Agnieszka Holland, Poland
The animals are angry. Over the past several months, hunters in the small Polish town have been ending up dead, often with suspicious animal prints nearby. Local schoolteacher and animal lover Duszejko believes it to be the work of the animals she has been trying to protect. But have the local animals been fighting back against the tyrannical humans or is there something more sinister at hand?
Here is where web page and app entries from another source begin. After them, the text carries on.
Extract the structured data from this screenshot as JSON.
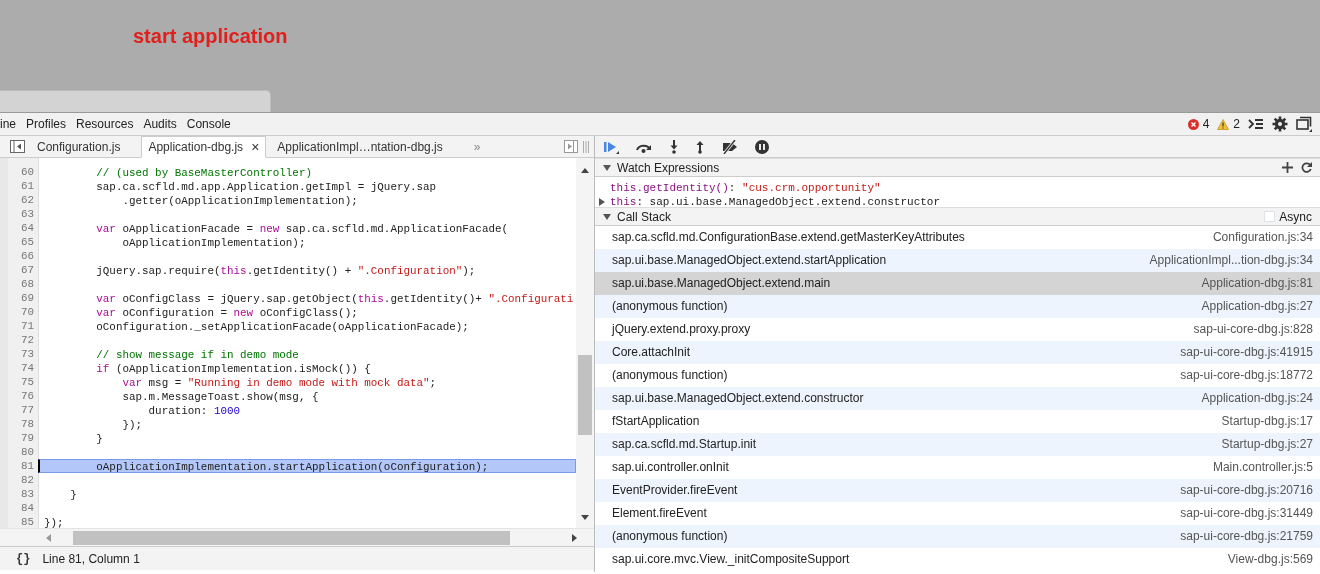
{
  "page": {
    "heading": "start application"
  },
  "devtools": {
    "panels": [
      {
        "label": "ine"
      },
      {
        "label": "Profiles"
      },
      {
        "label": "Resources"
      },
      {
        "label": "Audits"
      },
      {
        "label": "Console"
      }
    ],
    "error_count": "4",
    "warning_count": "2"
  },
  "sources": {
    "tabs": [
      {
        "label": "Configuration.js",
        "selected": false
      },
      {
        "label": "Application-dbg.js",
        "selected": true,
        "close": "×"
      },
      {
        "label": "ApplicationImpl…ntation-dbg.js",
        "selected": false
      }
    ],
    "more_tabs": "»",
    "lines": [
      {
        "number": "60",
        "highlighted": false,
        "tokens": [
          {
            "kind": "comment",
            "text": "        // (used by BaseMasterController)"
          }
        ]
      },
      {
        "number": "61",
        "highlighted": false,
        "tokens": [
          {
            "kind": "plain",
            "text": "        sap.ca.scfld.md.app.Application.getImpl = jQuery.sap"
          }
        ]
      },
      {
        "number": "62",
        "highlighted": false,
        "tokens": [
          {
            "kind": "plain",
            "text": "            .getter(oApplicationImplementation);"
          }
        ]
      },
      {
        "number": "63",
        "highlighted": false
      },
      {
        "number": "64",
        "highlighted": false,
        "tokens": [
          {
            "kind": "keyword",
            "text": "        var"
          },
          {
            "kind": "plain",
            "text": " oApplicationFacade = "
          },
          {
            "kind": "keyword",
            "text": "new"
          },
          {
            "kind": "plain",
            "text": " sap.ca.scfld.md.ApplicationFacade("
          }
        ]
      },
      {
        "number": "65",
        "highlighted": false,
        "tokens": [
          {
            "kind": "plain",
            "text": "            oApplicationImplementation);"
          }
        ]
      },
      {
        "number": "66",
        "highlighted": false
      },
      {
        "number": "67",
        "highlighted": false,
        "tokens": [
          {
            "kind": "plain",
            "text": "        jQuery.sap.require("
          },
          {
            "kind": "keyword",
            "text": "this"
          },
          {
            "kind": "plain",
            "text": ".getIdentity() + "
          },
          {
            "kind": "string",
            "text": "\".Configuration\""
          },
          {
            "kind": "plain",
            "text": ");"
          }
        ]
      },
      {
        "number": "68",
        "highlighted": false
      },
      {
        "number": "69",
        "highlighted": false,
        "tokens": [
          {
            "kind": "keyword",
            "text": "        var"
          },
          {
            "kind": "plain",
            "text": " oConfigClass = jQuery.sap.getObject("
          },
          {
            "kind": "keyword",
            "text": "this"
          },
          {
            "kind": "plain",
            "text": ".getIdentity()+ "
          },
          {
            "kind": "string",
            "text": "\".Configurati"
          }
        ]
      },
      {
        "number": "70",
        "highlighted": false,
        "tokens": [
          {
            "kind": "keyword",
            "text": "        var"
          },
          {
            "kind": "plain",
            "text": " oConfiguration = "
          },
          {
            "kind": "keyword",
            "text": "new"
          },
          {
            "kind": "plain",
            "text": " oConfigClass();"
          }
        ]
      },
      {
        "number": "71",
        "highlighted": false,
        "tokens": [
          {
            "kind": "plain",
            "text": "        oConfiguration._setApplicationFacade(oApplicationFacade);"
          }
        ]
      },
      {
        "number": "72",
        "highlighted": false
      },
      {
        "number": "73",
        "highlighted": false,
        "tokens": [
          {
            "kind": "comment",
            "text": "        // show message if in demo mode"
          }
        ]
      },
      {
        "number": "74",
        "highlighted": false,
        "tokens": [
          {
            "kind": "keyword",
            "text": "        if"
          },
          {
            "kind": "plain",
            "text": " (oApplicationImplementation.isMock()) {"
          }
        ]
      },
      {
        "number": "75",
        "highlighted": false,
        "tokens": [
          {
            "kind": "keyword",
            "text": "            var"
          },
          {
            "kind": "plain",
            "text": " msg = "
          },
          {
            "kind": "string",
            "text": "\"Running in demo mode with mock data\""
          },
          {
            "kind": "plain",
            "text": ";"
          }
        ]
      },
      {
        "number": "76",
        "highlighted": false,
        "tokens": [
          {
            "kind": "plain",
            "text": "            sap.m.MessageToast.show(msg, {"
          }
        ]
      },
      {
        "number": "77",
        "highlighted": false,
        "tokens": [
          {
            "kind": "plain",
            "text": "                duration: "
          },
          {
            "kind": "number",
            "text": "1000"
          }
        ]
      },
      {
        "number": "78",
        "highlighted": false,
        "tokens": [
          {
            "kind": "plain",
            "text": "            });"
          }
        ]
      },
      {
        "number": "79",
        "highlighted": false,
        "tokens": [
          {
            "kind": "plain",
            "text": "        }"
          }
        ]
      },
      {
        "number": "80",
        "highlighted": false
      },
      {
        "number": "81",
        "highlighted": true,
        "tokens": [
          {
            "kind": "plain",
            "text": "        oApplicationImplementation.startApplication(oConfiguration);"
          }
        ]
      },
      {
        "number": "82",
        "highlighted": false
      },
      {
        "number": "83",
        "highlighted": false,
        "tokens": [
          {
            "kind": "plain",
            "text": "    }"
          }
        ]
      },
      {
        "number": "84",
        "highlighted": false
      },
      {
        "number": "85",
        "highlighted": false,
        "tokens": [
          {
            "kind": "plain",
            "text": "});"
          }
        ]
      }
    ],
    "format_button": "{}",
    "status": "Line 81, Column 1"
  },
  "watch": {
    "title": "Watch Expressions",
    "expanded": true,
    "items": [
      {
        "expression": "this.getIdentity()",
        "separator": ": ",
        "value": "\"cus.crm.opportunity\"",
        "kind": "string",
        "expandable": false
      },
      {
        "expression": "this",
        "separator": ": ",
        "value": "sap.ui.base.ManagedObject.extend.constructor",
        "kind": "object",
        "expandable": true
      }
    ]
  },
  "call_stack": {
    "title": "Call Stack",
    "expanded": true,
    "async_label": "Async",
    "async_checked": false,
    "frames": [
      {
        "function": "sap.ca.scfld.md.ConfigurationBase.extend.getMasterKeyAttributes",
        "location": "Configuration.js:34",
        "selected": false
      },
      {
        "function": "sap.ui.base.ManagedObject.extend.startApplication",
        "location": "ApplicationImpl...tion-dbg.js:34",
        "selected": false
      },
      {
        "function": "sap.ui.base.ManagedObject.extend.main",
        "location": "Application-dbg.js:81",
        "selected": true
      },
      {
        "function": "(anonymous function)",
        "location": "Application-dbg.js:27",
        "selected": false
      },
      {
        "function": "jQuery.extend.proxy.proxy",
        "location": "sap-ui-core-dbg.js:828",
        "selected": false
      },
      {
        "function": "Core.attachInit",
        "location": "sap-ui-core-dbg.js:41915",
        "selected": false
      },
      {
        "function": "(anonymous function)",
        "location": "sap-ui-core-dbg.js:18772",
        "selected": false
      },
      {
        "function": "sap.ui.base.ManagedObject.extend.constructor",
        "location": "Application-dbg.js:24",
        "selected": false
      },
      {
        "function": "fStartApplication",
        "location": "Startup-dbg.js:17",
        "selected": false
      },
      {
        "function": "sap.ca.scfld.md.Startup.init",
        "location": "Startup-dbg.js:27",
        "selected": false
      },
      {
        "function": "sap.ui.controller.onInit",
        "location": "Main.controller.js:5",
        "selected": false
      },
      {
        "function": "EventProvider.fireEvent",
        "location": "sap-ui-core-dbg.js:20716",
        "selected": false
      },
      {
        "function": "Element.fireEvent",
        "location": "sap-ui-core-dbg.js:31449",
        "selected": false
      },
      {
        "function": "(anonymous function)",
        "location": "sap-ui-core-dbg.js:21759",
        "selected": false
      },
      {
        "function": "sap.ui.core.mvc.View._initCompositeSupport",
        "location": "View-dbg.js:569",
        "selected": false
      }
    ]
  }
}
Duszejko is something of the town eccentric. While her students love her, the men of the town are far more derisive. Duszejko herself does not hide her dislike for the hunters either, particularly after her two beloved dogs go missing one day. As the film proceeds, she begins to act more and more erratically, arguing with exasperated police officers about how they should be going after hunters who kill animals out of season. Meanwhile she just keeps on accidentally stumbling over the dead bodies of the very men she hates most. As she investigates these murders, she comes to, what she believes, is the obvious conclusion: it must be the animals.
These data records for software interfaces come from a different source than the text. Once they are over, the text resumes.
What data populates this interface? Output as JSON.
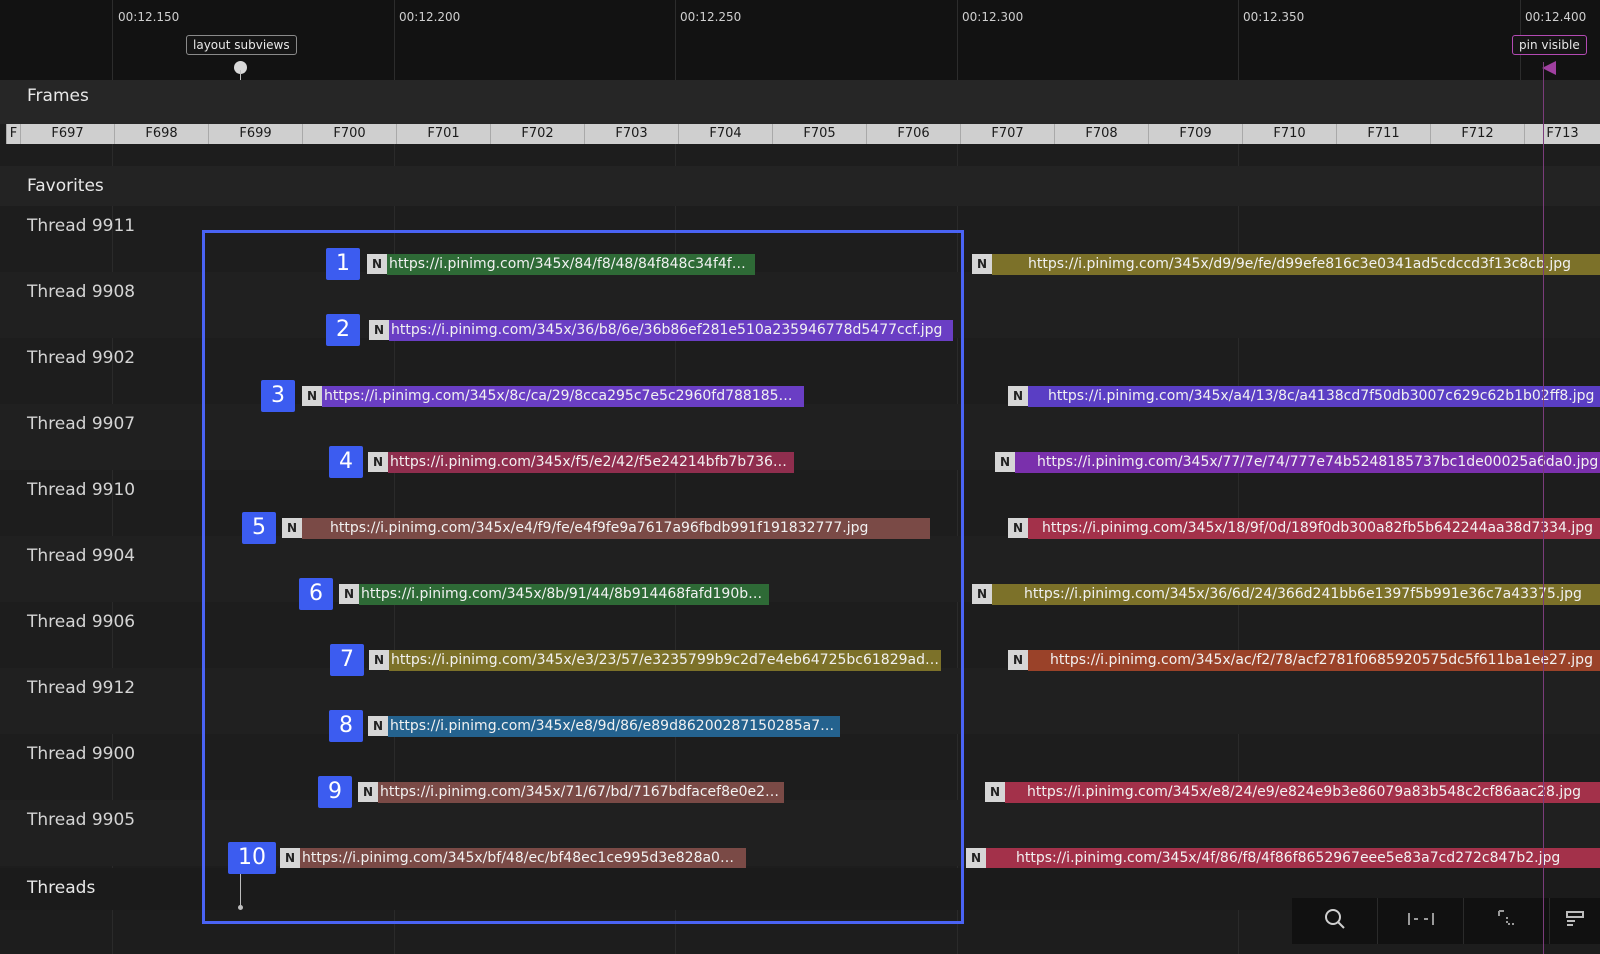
{
  "timeline": {
    "ticks": [
      "00:12.150",
      "00:12.200",
      "00:12.250",
      "00:12.300",
      "00:12.350",
      "00:12.400"
    ],
    "markers": {
      "layout": "layout subviews",
      "pin": "pin visible"
    }
  },
  "sections": {
    "frames": "Frames",
    "favorites": "Favorites",
    "threads": "Threads"
  },
  "frames": [
    "F",
    "F697",
    "F698",
    "F699",
    "F700",
    "F701",
    "F702",
    "F703",
    "F704",
    "F705",
    "F706",
    "F707",
    "F708",
    "F709",
    "F710",
    "F711",
    "F712",
    "F713"
  ],
  "badge_letter": "N",
  "threads": [
    {
      "name": "Thread 9911",
      "num": "1",
      "left_url": "https://i.pinimg.com/345x/84/f8/48/84f848c34f4f…",
      "left_color": "#2e6a36",
      "right_url": "https://i.pinimg.com/345x/d9/9e/fe/d99efe816c3e0341ad5cdccd3f13c8cb.jpg",
      "right_color": "#7c7129"
    },
    {
      "name": "Thread 9908",
      "num": "2",
      "left_url": "https://i.pinimg.com/345x/36/b8/6e/36b86ef281e510a235946778d5477ccf.jpg",
      "left_color": "#6a3ec4",
      "right_url": "",
      "right_color": ""
    },
    {
      "name": "Thread 9902",
      "num": "3",
      "left_url": "https://i.pinimg.com/345x/8c/ca/29/8cca295c7e5c2960fd788185…",
      "left_color": "#6a3ec4",
      "right_url": "https://i.pinimg.com/345x/a4/13/8c/a4138cd7f50db3007c629c62b1b02ff8.jpg",
      "right_color": "#5a3ec4"
    },
    {
      "name": "Thread 9907",
      "num": "4",
      "left_url": "https://i.pinimg.com/345x/f5/e2/42/f5e24214bfb7b7364…",
      "left_color": "#8f2e4e",
      "right_url": "https://i.pinimg.com/345x/77/7e/74/777e74b5248185737bc1de00025a6da0.jpg",
      "right_color": "#7a30ac"
    },
    {
      "name": "Thread 9910",
      "num": "5",
      "left_url": "https://i.pinimg.com/345x/e4/f9/fe/e4f9fe9a7617a96fbdb991f191832777.jpg",
      "left_color": "#7a4a46",
      "right_url": "https://i.pinimg.com/345x/18/9f/0d/189f0db300a82fb5b642244aa38d7334.jpg",
      "right_color": "#a3314a"
    },
    {
      "name": "Thread 9904",
      "num": "6",
      "left_url": "https://i.pinimg.com/345x/8b/91/44/8b914468fafd190ba…",
      "left_color": "#2e6a36",
      "right_url": "https://i.pinimg.com/345x/36/6d/24/366d241bb6e1397f5b991e36c7a43375.jpg",
      "right_color": "#7c7129"
    },
    {
      "name": "Thread 9906",
      "num": "7",
      "left_url": "https://i.pinimg.com/345x/e3/23/57/e3235799b9c2d7e4eb64725bc61829ad…",
      "left_color": "#7c7129",
      "right_url": "https://i.pinimg.com/345x/ac/f2/78/acf2781f0685920575dc5f611ba1ee27.jpg",
      "right_color": "#9a4229"
    },
    {
      "name": "Thread 9912",
      "num": "8",
      "left_url": "https://i.pinimg.com/345x/e8/9d/86/e89d86200287150285a7…",
      "left_color": "#24628e",
      "right_url": "",
      "right_color": ""
    },
    {
      "name": "Thread 9900",
      "num": "9",
      "left_url": "https://i.pinimg.com/345x/71/67/bd/7167bdfacef8e0e20…",
      "left_color": "#7a4a46",
      "right_url": "https://i.pinimg.com/345x/e8/24/e9/e824e9b3e86079a83b548c2cf86aac28.jpg",
      "right_color": "#a3314a"
    },
    {
      "name": "Thread 9905",
      "num": "10",
      "left_url": "https://i.pinimg.com/345x/bf/48/ec/bf48ec1ce995d3e828a0…",
      "left_color": "#7a4a46",
      "right_url": "https://i.pinimg.com/345x/4f/86/f8/4f86f8652967eee5e83a7cd272c847b2.jpg",
      "right_color": "#a3314a"
    }
  ],
  "toolbar": {
    "icons": [
      "search-icon",
      "fit-range-icon",
      "crop-selection-icon",
      "panel-toggle-icon"
    ]
  },
  "colors": {
    "selection": "#4a63f4",
    "pin": "#a040a0",
    "badge": "#3c5cf0"
  }
}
At times humorous, but overall just exceedingly bizarre, Spoor doesn’t seem to know what direction it wants to go in. At times, it seems like the director wishes the viewer to agree with what Duszejko is saying and at other times the same lines will be played in a near manic way that completely undermines any sort of point. Sometimes the film feels almost like it is floating in a sort of magical realistic world where animals can be vengeful murderers, but then it switches around to be more realistic. What results is a film that twists the viewer’s feelings up, but not in a particularly logical or enlightening way. And so by the end of the film, one begins to wonder if there was actually a moral point to all of this, or if it is just some Eco terrorist’s fever dream.